### Brief
Please print the records below exactly as they are.

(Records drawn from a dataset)
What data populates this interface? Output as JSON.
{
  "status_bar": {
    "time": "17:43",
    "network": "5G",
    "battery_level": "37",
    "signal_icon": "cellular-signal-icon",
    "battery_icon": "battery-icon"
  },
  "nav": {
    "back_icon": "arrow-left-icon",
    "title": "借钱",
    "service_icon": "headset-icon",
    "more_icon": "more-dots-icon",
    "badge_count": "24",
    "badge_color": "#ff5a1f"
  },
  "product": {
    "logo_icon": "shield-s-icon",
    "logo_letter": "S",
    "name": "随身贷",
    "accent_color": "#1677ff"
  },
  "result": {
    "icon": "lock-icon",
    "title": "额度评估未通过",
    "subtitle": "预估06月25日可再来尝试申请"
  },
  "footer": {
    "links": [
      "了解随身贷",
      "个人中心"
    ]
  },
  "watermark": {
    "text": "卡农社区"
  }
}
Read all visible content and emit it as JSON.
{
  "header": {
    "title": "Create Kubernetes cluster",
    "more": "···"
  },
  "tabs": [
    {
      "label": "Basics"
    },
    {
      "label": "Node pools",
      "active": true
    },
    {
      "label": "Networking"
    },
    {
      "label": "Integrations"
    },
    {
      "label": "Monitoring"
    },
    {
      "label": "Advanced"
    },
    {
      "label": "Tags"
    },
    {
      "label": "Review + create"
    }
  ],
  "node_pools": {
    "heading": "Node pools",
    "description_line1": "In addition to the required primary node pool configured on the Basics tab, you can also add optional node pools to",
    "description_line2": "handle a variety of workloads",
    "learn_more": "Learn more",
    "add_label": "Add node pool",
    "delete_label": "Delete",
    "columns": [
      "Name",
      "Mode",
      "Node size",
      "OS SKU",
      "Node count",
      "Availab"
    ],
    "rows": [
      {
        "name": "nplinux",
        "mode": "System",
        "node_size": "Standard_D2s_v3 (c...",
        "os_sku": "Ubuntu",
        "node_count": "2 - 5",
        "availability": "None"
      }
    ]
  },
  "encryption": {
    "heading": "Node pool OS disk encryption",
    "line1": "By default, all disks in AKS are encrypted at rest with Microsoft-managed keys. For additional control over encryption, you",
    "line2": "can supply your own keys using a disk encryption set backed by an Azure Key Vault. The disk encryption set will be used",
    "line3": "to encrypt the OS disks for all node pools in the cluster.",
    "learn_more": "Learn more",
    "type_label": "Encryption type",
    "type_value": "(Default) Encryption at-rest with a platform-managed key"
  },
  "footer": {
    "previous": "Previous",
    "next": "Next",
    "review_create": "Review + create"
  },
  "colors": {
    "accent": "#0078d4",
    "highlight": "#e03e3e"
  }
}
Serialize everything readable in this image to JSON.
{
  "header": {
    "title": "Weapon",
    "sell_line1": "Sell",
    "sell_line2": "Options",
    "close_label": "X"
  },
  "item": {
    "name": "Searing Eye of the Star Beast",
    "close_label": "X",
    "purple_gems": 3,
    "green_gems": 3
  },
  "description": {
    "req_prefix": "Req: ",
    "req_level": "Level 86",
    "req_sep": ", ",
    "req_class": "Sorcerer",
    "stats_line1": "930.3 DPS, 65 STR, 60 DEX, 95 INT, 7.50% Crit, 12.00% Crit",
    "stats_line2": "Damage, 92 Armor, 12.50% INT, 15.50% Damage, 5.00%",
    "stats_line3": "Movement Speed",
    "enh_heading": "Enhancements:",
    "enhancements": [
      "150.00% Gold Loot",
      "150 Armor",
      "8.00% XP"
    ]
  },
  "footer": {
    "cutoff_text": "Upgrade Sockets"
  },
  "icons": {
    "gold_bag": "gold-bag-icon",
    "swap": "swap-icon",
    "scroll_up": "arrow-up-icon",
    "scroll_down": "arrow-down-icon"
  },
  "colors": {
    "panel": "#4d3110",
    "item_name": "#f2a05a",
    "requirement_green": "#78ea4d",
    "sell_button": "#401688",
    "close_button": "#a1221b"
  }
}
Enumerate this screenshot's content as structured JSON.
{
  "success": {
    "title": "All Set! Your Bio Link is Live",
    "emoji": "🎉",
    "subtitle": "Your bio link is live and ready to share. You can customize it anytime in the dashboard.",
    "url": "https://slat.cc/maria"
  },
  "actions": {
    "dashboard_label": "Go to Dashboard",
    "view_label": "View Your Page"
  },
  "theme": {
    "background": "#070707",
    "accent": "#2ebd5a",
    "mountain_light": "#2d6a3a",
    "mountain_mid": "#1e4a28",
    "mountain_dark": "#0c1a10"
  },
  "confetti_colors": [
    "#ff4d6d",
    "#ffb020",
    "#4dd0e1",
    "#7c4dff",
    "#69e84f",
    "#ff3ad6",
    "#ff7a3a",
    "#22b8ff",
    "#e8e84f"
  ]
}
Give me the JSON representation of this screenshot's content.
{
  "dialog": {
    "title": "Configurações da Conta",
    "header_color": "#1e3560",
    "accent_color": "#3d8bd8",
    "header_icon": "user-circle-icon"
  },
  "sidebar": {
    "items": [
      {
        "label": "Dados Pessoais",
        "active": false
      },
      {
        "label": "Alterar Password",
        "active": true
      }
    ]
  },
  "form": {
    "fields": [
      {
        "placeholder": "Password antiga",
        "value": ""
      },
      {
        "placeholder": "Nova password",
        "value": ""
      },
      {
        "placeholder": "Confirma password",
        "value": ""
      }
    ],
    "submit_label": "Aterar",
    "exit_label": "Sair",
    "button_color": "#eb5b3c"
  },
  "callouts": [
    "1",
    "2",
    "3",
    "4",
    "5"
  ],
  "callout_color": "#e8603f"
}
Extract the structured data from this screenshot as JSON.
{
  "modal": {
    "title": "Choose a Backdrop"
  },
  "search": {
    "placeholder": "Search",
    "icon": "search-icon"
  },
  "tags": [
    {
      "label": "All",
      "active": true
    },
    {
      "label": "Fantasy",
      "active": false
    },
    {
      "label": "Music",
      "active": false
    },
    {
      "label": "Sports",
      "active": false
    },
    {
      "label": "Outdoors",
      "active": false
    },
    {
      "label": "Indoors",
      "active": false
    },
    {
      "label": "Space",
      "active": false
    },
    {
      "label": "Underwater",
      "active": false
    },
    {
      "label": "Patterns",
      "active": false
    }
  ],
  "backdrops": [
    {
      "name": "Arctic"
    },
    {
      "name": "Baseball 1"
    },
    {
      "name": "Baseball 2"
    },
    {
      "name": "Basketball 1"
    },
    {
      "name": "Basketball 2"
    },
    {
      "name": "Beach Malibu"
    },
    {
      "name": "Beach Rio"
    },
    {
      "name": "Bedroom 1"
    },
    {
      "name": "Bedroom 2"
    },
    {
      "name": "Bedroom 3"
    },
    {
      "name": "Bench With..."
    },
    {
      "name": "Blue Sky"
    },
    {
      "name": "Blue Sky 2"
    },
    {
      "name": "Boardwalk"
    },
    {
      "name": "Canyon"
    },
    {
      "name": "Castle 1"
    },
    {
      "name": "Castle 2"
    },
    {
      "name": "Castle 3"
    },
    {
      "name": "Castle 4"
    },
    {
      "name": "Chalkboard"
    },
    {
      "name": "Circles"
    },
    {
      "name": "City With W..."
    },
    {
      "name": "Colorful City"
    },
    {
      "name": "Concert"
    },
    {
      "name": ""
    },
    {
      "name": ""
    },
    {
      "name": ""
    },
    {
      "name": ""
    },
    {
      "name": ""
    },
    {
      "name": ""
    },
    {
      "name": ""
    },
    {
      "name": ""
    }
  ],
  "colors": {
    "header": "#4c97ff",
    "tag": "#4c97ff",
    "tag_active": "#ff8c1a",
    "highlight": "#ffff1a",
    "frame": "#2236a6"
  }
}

### Your response
What data populates this interface? Output as JSON.
{
  "status_bar": {
    "time": "17:43",
    "network": "5G",
    "battery_level": "37",
    "signal_icon": "cellular-signal-icon",
    "battery_icon": "battery-icon"
  },
  "nav": {
    "back_icon": "arrow-left-icon",
    "title": "借钱",
    "service_icon": "headset-icon",
    "more_icon": "more-dots-icon",
    "badge_count": "24",
    "badge_color": "#ff5a1f"
  },
  "product": {
    "logo_icon": "shield-s-icon",
    "logo_letter": "S",
    "name": "随身贷",
    "accent_color": "#1677ff"
  },
  "result": {
    "icon": "lock-icon",
    "title": "额度评估未通过",
    "subtitle": "预估06月25日可再来尝试申请"
  },
  "footer": {
    "links": [
      "了解随身贷",
      "个人中心"
    ]
  },
  "watermark": {
    "text": "卡农社区"
  }
}
Read all visible content and emit it as JSON.
{
  "header": {
    "title": "Create Kubernetes cluster",
    "more": "···"
  },
  "tabs": [
    {
      "label": "Basics"
    },
    {
      "label": "Node pools",
      "active": true
    },
    {
      "label": "Networking"
    },
    {
      "label": "Integrations"
    },
    {
      "label": "Monitoring"
    },
    {
      "label": "Advanced"
    },
    {
      "label": "Tags"
    },
    {
      "label": "Review + create"
    }
  ],
  "node_pools": {
    "heading": "Node pools",
    "description_line1": "In addition to the required primary node pool configured on the Basics tab, you can also add optional node pools to",
    "description_line2": "handle a variety of workloads",
    "learn_more": "Learn more",
    "add_label": "Add node pool",
    "delete_label": "Delete",
    "columns": [
      "Name",
      "Mode",
      "Node size",
      "OS SKU",
      "Node count",
      "Availab"
    ],
    "rows": [
      {
        "name": "nplinux",
        "mode": "System",
        "node_size": "Standard_D2s_v3 (c...",
        "os_sku": "Ubuntu",
        "node_count": "2 - 5",
        "availability": "None"
      }
    ]
  },
  "encryption": {
    "heading": "Node pool OS disk encryption",
    "line1": "By default, all disks in AKS are encrypted at rest with Microsoft-managed keys. For additional control over encryption, you",
    "line2": "can supply your own keys using a disk encryption set backed by an Azure Key Vault. The disk encryption set will be used",
    "line3": "to encrypt the OS disks for all node pools in the cluster.",
    "learn_more": "Learn more",
    "type_label": "Encryption type",
    "type_value": "(Default) Encryption at-rest with a platform-managed key"
  },
  "footer": {
    "previous": "Previous",
    "next": "Next",
    "review_create": "Review + create"
  },
  "colors": {
    "accent": "#0078d4",
    "highlight": "#e03e3e"
  }
}
Serialize everything readable in this image to JSON.
{
  "header": {
    "title": "Weapon",
    "sell_line1": "Sell",
    "sell_line2": "Options",
    "close_label": "X"
  },
  "item": {
    "name": "Searing Eye of the Star Beast",
    "close_label": "X",
    "purple_gems": 3,
    "green_gems": 3
  },
  "description": {
    "req_prefix": "Req: ",
    "req_level": "Level 86",
    "req_sep": ", ",
    "req_class": "Sorcerer",
    "stats_line1": "930.3 DPS, 65 STR, 60 DEX, 95 INT, 7.50% Crit, 12.00% Crit",
    "stats_line2": "Damage, 92 Armor, 12.50% INT, 15.50% Damage, 5.00%",
    "stats_line3": "Movement Speed",
    "enh_heading": "Enhancements:",
    "enhancements": [
      "150.00% Gold Loot",
      "150 Armor",
      "8.00% XP"
    ]
  },
  "footer": {
    "cutoff_text": "Upgrade Sockets"
  },
  "icons": {
    "gold_bag": "gold-bag-icon",
    "swap": "swap-icon",
    "scroll_up": "arrow-up-icon",
    "scroll_down": "arrow-down-icon"
  },
  "colors": {
    "panel": "#4d3110",
    "item_name": "#f2a05a",
    "requirement_green": "#78ea4d",
    "sell_button": "#401688",
    "close_button": "#a1221b"
  }
}
Enumerate this screenshot's content as structured JSON.
{
  "success": {
    "title": "All Set! Your Bio Link is Live",
    "emoji": "🎉",
    "subtitle": "Your bio link is live and ready to share. You can customize it anytime in the dashboard.",
    "url": "https://slat.cc/maria"
  },
  "actions": {
    "dashboard_label": "Go to Dashboard",
    "view_label": "View Your Page"
  },
  "theme": {
    "background": "#070707",
    "accent": "#2ebd5a",
    "mountain_light": "#2d6a3a",
    "mountain_mid": "#1e4a28",
    "mountain_dark": "#0c1a10"
  },
  "confetti_colors": [
    "#ff4d6d",
    "#ffb020",
    "#4dd0e1",
    "#7c4dff",
    "#69e84f",
    "#ff3ad6",
    "#ff7a3a",
    "#22b8ff",
    "#e8e84f"
  ]
}
Give me the JSON representation of this screenshot's content.
{
  "dialog": {
    "title": "Configurações da Conta",
    "header_color": "#1e3560",
    "accent_color": "#3d8bd8",
    "header_icon": "user-circle-icon"
  },
  "sidebar": {
    "items": [
      {
        "label": "Dados Pessoais",
        "active": false
      },
      {
        "label": "Alterar Password",
        "active": true
      }
    ]
  },
  "form": {
    "fields": [
      {
        "placeholder": "Password antiga",
        "value": ""
      },
      {
        "placeholder": "Nova password",
        "value": ""
      },
      {
        "placeholder": "Confirma password",
        "value": ""
      }
    ],
    "submit_label": "Aterar",
    "exit_label": "Sair",
    "button_color": "#eb5b3c"
  },
  "callouts": [
    "1",
    "2",
    "3",
    "4",
    "5"
  ],
  "callout_color": "#e8603f"
}
Extract the structured data from this screenshot as JSON.
{
  "modal": {
    "title": "Choose a Backdrop"
  },
  "search": {
    "placeholder": "Search",
    "icon": "search-icon"
  },
  "tags": [
    {
      "label": "All",
      "active": true
    },
    {
      "label": "Fantasy",
      "active": false
    },
    {
      "label": "Music",
      "active": false
    },
    {
      "label": "Sports",
      "active": false
    },
    {
      "label": "Outdoors",
      "active": false
    },
    {
      "label": "Indoors",
      "active": false
    },
    {
      "label": "Space",
      "active": false
    },
    {
      "label": "Underwater",
      "active": false
    },
    {
      "label": "Patterns",
      "active": false
    }
  ],
  "backdrops": [
    {
      "name": "Arctic"
    },
    {
      "name": "Baseball 1"
    },
    {
      "name": "Baseball 2"
    },
    {
      "name": "Basketball 1"
    },
    {
      "name": "Basketball 2"
    },
    {
      "name": "Beach Malibu"
    },
    {
      "name": "Beach Rio"
    },
    {
      "name": "Bedroom 1"
    },
    {
      "name": "Bedroom 2"
    },
    {
      "name": "Bedroom 3"
    },
    {
      "name": "Bench With..."
    },
    {
      "name": "Blue Sky"
    },
    {
      "name": "Blue Sky 2"
    },
    {
      "name": "Boardwalk"
    },
    {
      "name": "Canyon"
    },
    {
      "name": "Castle 1"
    },
    {
      "name": "Castle 2"
    },
    {
      "name": "Castle 3"
    },
    {
      "name": "Castle 4"
    },
    {
      "name": "Chalkboard"
    },
    {
      "name": "Circles"
    },
    {
      "name": "City With W..."
    },
    {
      "name": "Colorful City"
    },
    {
      "name": "Concert"
    },
    {
      "name": ""
    },
    {
      "name": ""
    },
    {
      "name": ""
    },
    {
      "name": ""
    },
    {
      "name": ""
    },
    {
      "name": ""
    },
    {
      "name": ""
    },
    {
      "name": ""
    }
  ],
  "colors": {
    "header": "#4c97ff",
    "tag": "#4c97ff",
    "tag_active": "#ff8c1a",
    "highlight": "#ffff1a",
    "frame": "#2236a6"
  }
}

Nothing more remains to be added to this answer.